Exercise requirements:
Your answer should be every line below that includes the word "arrow".

* * * * * * * * *

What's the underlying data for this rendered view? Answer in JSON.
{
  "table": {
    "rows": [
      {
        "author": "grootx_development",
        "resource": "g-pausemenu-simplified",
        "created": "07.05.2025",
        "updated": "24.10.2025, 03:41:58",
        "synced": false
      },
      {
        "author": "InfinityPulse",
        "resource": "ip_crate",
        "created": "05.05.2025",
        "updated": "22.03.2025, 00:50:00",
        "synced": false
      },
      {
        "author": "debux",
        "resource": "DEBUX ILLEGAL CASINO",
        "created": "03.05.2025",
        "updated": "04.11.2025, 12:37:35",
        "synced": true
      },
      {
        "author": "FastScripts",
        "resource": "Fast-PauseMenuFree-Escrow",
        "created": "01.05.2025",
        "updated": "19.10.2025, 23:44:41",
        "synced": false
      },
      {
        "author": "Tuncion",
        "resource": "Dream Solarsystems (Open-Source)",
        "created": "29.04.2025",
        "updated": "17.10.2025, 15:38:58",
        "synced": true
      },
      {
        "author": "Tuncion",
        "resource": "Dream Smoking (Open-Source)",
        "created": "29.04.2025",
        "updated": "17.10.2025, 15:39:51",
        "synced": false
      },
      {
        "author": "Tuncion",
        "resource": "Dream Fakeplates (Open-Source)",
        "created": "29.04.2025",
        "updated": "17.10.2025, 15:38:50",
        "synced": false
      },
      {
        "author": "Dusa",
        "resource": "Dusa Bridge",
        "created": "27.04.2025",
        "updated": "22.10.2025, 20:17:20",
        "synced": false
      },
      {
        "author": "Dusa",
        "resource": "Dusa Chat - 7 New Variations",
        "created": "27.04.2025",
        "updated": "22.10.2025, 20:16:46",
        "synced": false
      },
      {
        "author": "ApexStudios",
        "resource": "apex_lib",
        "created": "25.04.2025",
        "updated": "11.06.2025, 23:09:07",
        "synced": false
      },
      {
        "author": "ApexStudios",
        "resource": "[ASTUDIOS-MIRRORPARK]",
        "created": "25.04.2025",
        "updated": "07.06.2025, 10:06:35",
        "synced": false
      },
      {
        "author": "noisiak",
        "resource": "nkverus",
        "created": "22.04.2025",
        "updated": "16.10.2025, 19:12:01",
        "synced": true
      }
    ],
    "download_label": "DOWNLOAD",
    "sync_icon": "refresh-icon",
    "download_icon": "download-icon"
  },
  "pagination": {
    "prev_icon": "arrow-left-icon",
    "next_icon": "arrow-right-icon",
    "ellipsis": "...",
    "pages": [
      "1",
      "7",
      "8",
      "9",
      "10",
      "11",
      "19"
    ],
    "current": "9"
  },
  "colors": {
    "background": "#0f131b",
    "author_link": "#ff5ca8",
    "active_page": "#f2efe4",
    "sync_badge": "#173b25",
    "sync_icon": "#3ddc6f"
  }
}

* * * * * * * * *

Reply:
    "prev_icon": "arrow-left-icon",
    "next_icon": "arrow-right-icon",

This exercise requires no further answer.